Even if they agree initially, the microfounders (those holding the very small amounts of equity) realize pretty quickly that after a couple of rounds of dilution they’ll hold nothing of significance and the startup just isn’t worth their time and risk. The micro equity doesn’t garner any commitment.
The uber founder usually makes this mistake because he’s worried about having control after the seed and series A investor rounds. Having done the math, the uber founder sees that without holding a super majority of the equity at startup, he or she will be a minority shareholder after investors come into the picture.
This isn’t a real issue because of the way financing rounds are structured. Investors will require limits on management even when the founders control the equity. More importantly, this structure causes premature death of the startup.
With Commune Allocation, all founders are equal so everyone has an equal share of the company. Each founder’s initial equity percentage is reduced to a simple equation: 100 divided by the total number of founders.
Founders choose this allocation because of its simplicity; no thinking is required. The problem with this allocation is similar to the Uber Lopsided Allocation problem. Certain founders will, for whatever reason, contribute more to the success of the startup. Those founders will realize that they’re not being adequately compensated for their contributions and their risk.

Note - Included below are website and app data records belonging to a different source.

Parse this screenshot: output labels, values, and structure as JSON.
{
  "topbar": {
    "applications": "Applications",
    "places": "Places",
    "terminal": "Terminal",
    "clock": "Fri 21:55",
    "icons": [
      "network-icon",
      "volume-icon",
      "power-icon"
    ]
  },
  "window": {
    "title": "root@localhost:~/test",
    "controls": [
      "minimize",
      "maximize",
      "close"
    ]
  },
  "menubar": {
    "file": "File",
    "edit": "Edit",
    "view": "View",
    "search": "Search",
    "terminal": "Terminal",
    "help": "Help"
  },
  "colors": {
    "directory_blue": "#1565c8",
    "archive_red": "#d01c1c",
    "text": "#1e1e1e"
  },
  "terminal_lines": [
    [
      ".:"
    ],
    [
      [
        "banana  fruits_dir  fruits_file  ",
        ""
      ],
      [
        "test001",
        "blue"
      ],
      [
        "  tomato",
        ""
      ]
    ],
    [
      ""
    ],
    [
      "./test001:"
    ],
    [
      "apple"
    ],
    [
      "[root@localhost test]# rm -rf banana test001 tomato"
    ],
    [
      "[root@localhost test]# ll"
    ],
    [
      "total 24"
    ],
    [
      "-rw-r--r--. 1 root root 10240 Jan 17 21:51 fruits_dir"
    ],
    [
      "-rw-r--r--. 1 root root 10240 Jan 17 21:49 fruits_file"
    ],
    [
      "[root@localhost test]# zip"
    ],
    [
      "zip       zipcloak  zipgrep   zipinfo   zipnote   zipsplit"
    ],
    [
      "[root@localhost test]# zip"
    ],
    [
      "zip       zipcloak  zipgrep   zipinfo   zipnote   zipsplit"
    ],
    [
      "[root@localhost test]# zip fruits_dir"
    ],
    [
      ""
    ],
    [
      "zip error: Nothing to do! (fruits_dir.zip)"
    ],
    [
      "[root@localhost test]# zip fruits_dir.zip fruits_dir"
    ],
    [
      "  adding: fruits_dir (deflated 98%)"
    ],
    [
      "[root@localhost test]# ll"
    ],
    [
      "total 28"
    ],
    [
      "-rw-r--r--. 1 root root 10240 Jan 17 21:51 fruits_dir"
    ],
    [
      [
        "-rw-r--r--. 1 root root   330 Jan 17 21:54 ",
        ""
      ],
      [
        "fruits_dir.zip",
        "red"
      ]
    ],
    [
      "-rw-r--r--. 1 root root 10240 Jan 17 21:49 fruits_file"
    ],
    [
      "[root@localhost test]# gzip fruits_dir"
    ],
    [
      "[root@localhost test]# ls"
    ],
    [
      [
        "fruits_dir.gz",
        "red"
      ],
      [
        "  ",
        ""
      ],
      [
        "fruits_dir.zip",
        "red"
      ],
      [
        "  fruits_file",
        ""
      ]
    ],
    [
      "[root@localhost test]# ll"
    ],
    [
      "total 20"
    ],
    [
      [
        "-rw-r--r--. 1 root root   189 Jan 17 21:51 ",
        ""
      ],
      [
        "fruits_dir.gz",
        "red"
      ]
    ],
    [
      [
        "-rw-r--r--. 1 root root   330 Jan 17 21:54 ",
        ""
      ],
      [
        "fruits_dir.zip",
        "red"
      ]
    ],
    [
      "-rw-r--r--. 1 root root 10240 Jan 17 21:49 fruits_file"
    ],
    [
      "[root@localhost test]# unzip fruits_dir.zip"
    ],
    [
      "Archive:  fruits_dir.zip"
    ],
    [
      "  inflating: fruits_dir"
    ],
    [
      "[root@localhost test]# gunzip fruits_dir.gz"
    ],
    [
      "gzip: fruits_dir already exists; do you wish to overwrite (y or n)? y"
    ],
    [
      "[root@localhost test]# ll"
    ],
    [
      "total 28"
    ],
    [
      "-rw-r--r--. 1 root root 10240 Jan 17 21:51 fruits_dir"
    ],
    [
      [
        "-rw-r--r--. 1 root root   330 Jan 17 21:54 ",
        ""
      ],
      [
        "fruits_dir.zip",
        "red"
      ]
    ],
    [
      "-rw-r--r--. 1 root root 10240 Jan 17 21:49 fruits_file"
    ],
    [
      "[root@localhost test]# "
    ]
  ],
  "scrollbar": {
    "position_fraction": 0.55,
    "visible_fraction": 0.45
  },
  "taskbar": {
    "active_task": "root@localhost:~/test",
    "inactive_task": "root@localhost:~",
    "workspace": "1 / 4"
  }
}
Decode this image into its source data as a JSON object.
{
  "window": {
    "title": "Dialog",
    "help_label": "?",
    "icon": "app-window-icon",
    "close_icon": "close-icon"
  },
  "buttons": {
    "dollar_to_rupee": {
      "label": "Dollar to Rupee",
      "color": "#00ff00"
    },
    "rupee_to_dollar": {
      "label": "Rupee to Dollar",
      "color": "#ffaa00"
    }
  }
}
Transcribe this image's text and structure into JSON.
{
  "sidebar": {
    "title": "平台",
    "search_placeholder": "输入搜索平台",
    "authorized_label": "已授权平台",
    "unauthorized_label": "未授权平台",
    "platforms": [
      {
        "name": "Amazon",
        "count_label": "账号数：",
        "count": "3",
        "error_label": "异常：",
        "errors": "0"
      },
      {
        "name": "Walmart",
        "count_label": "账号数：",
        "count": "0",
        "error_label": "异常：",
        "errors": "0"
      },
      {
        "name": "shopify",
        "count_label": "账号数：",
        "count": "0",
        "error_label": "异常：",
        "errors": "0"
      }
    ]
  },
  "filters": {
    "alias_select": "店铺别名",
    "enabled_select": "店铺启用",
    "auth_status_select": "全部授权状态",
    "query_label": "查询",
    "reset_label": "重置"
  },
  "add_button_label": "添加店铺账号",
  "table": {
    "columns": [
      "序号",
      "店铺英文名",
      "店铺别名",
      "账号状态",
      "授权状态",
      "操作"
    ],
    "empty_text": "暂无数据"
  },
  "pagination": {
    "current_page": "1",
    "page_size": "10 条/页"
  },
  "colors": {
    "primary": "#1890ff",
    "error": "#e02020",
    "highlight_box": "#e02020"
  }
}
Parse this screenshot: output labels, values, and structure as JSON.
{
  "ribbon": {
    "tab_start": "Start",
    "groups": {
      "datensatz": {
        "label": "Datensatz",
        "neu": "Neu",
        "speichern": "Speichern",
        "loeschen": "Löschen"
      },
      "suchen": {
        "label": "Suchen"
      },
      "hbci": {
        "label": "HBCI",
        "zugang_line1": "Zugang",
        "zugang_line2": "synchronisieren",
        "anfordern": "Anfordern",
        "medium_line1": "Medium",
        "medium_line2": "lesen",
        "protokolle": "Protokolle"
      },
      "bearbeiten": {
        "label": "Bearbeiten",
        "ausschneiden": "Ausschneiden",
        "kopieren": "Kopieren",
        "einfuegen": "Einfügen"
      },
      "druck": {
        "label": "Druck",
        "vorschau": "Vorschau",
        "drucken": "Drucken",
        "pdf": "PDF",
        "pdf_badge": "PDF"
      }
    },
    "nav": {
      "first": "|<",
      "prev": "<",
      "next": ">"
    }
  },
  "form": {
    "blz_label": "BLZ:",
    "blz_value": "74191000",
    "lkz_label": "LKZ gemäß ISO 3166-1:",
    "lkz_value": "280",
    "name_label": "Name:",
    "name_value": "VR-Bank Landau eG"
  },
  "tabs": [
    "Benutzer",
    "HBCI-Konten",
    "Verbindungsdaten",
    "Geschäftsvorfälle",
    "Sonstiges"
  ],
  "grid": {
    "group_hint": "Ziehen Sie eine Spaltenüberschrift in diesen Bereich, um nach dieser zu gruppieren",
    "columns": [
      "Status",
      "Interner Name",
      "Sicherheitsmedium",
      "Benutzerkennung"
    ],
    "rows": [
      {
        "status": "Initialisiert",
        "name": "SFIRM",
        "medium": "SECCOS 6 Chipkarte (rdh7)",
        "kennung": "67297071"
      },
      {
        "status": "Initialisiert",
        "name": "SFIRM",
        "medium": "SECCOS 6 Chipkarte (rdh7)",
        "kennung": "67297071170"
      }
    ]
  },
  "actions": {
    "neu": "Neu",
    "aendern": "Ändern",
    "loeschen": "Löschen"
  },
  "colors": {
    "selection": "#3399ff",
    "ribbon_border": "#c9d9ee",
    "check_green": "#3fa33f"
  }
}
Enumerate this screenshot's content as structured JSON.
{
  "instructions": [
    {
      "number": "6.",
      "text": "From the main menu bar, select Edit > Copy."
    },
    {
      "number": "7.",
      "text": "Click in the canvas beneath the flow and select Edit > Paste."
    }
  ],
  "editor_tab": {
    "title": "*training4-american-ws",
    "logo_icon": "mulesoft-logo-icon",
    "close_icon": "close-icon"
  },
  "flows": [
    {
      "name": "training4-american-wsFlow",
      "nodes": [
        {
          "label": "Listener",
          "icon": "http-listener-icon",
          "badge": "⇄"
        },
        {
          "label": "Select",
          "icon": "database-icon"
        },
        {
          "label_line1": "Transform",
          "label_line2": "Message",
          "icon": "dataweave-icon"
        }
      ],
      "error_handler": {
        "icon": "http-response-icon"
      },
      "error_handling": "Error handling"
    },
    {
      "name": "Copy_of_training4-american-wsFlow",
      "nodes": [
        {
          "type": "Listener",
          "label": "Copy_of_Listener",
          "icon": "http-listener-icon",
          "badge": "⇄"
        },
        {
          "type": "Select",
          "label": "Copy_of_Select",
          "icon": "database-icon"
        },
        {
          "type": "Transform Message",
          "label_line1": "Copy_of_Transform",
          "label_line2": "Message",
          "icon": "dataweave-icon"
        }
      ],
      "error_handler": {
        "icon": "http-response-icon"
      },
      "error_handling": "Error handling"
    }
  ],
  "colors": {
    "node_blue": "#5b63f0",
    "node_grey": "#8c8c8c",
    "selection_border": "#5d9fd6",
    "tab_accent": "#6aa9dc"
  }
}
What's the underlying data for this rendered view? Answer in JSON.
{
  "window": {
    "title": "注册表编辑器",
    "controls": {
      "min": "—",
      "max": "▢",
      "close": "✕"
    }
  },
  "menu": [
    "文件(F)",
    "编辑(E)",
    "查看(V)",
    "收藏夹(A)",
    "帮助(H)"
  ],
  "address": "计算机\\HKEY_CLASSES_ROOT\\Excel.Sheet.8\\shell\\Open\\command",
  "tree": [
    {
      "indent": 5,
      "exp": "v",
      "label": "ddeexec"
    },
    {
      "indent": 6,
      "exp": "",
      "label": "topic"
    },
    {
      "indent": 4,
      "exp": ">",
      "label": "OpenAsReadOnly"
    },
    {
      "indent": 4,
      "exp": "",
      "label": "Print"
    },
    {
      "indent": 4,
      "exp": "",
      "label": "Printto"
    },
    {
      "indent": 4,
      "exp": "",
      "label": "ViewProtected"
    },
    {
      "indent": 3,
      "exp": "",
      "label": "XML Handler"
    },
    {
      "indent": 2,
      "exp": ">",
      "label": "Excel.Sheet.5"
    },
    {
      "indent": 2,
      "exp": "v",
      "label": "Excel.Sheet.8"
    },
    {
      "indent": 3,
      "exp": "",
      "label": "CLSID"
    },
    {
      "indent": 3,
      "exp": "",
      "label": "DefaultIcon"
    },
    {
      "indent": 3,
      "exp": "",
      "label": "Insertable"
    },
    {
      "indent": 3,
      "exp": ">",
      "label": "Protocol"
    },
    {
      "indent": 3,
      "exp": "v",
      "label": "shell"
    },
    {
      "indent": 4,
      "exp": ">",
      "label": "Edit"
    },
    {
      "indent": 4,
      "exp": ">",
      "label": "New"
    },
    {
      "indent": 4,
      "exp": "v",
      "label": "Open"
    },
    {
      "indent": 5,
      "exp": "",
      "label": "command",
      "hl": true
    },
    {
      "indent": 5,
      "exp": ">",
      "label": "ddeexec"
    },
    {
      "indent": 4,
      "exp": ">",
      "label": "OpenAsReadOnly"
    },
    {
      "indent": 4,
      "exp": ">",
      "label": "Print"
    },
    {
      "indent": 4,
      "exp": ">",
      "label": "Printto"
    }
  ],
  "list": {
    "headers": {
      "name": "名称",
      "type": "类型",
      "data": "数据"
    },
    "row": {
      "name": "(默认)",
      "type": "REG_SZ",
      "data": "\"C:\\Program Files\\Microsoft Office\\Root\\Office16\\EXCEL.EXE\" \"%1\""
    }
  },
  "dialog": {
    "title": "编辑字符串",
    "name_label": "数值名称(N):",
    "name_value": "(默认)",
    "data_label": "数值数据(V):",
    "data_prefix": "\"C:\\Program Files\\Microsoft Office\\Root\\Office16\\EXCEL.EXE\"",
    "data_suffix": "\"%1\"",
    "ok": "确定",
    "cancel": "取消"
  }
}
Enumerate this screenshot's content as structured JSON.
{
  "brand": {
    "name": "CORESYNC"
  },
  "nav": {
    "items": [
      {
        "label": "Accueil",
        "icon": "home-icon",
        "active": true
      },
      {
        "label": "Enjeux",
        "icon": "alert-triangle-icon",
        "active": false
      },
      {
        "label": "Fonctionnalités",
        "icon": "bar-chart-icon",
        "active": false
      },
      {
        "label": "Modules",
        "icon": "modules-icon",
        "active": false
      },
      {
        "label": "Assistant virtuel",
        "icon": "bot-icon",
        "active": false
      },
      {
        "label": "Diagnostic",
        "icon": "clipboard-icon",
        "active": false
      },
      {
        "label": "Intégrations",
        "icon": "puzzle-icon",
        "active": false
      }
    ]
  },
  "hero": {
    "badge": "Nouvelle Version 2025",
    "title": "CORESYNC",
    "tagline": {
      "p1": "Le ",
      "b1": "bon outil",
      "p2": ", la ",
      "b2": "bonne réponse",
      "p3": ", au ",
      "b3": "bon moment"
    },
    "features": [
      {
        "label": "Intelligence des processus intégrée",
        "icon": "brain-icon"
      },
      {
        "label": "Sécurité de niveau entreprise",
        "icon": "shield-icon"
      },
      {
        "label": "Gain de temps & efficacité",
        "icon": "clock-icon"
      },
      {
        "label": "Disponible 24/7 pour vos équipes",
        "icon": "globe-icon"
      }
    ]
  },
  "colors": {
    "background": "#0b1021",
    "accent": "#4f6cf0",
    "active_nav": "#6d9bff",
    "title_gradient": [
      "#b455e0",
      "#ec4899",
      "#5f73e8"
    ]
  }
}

So they move on or don’t contribute all of their efforts and, again, the startup fails or simply limps along.
The common problem with the uber and commune approaches highlights a more successful solution for founder initial equity allocation. The starting point should be one of value contribution and timing.
Take, for example, a founder providing startup funding. When a founder contributes cash to the startup, two things are undisputed: value received by the startup and timing of the receipt of that value. The startup receives a specific value (defined in dollars) at a specific time (when the money is in the bank account). These two concepts can be applied to other founder contributions and lead to an initial equity allocation.
Value, for non-cash contribution, must be the market value of the property and efforts contributed by each founder. First, the founders must determine what contributions—cash, property and labor—each founder will make and over what period of time they’ll be made.
Next, market values for the contributed property and labor are established. Of course, the difference between transferring property to the corporation and delivering services or labor is time. Labor is provided over a period of weeks or months. Property, on the other hand, is similar to cash. That is, the value is received by the startup at the time of transfer.
To equate the value of labor with the instant value of cash or property, the labor value has to be adjusted to reflect its periodic contributions. This is accomplished by determining the present value of the labor over the time period during which it will be rendered using a reasonable discount rate.
Take, for example, NewSup Inc., with Bob, Carol and Ted. Carol and Ted are contributing cash, property and labor worth $150,000. Bob is providing only labor to NewSup. He’ll be working for one year at a reduced salary of $10,000. If a market salary for Bob is $75,000 per year, Bob is contributing $65,000 over the year. Using an 8 percent discount rate and assuming Bob would be paid every two weeks, Bob’s labor contribution value is $62,568.
The first-pass founder equity initial equity allocation for each founder is the ratio of the founder’s effective contribution to the total effective contributions of all of the founders. Returning to NewSup, Bob’s contribution of $62,568 is divided by all of the NewSup founder’s effective contribution (Bob, Carol and Ted) of $212,568 to achieve a starting point for Bob’s equity interest at 29.43 percent.
Of course, equity allocation isn’t purely mathematical. And there are several other factors. Yet, this method does provide a reasonable starting point from which additions and subtractions based on more “soft” factors can be applied.
Editor’s note: Ed Alexander is founder of the Entrepreneurship Law Firm in Orlando and author of the book “10 Common and Costly Business Killing Legal Mistakes and How to Avoid Them.” He works regularly with the University of Central Florida’s business incubation program, among other regional business clients,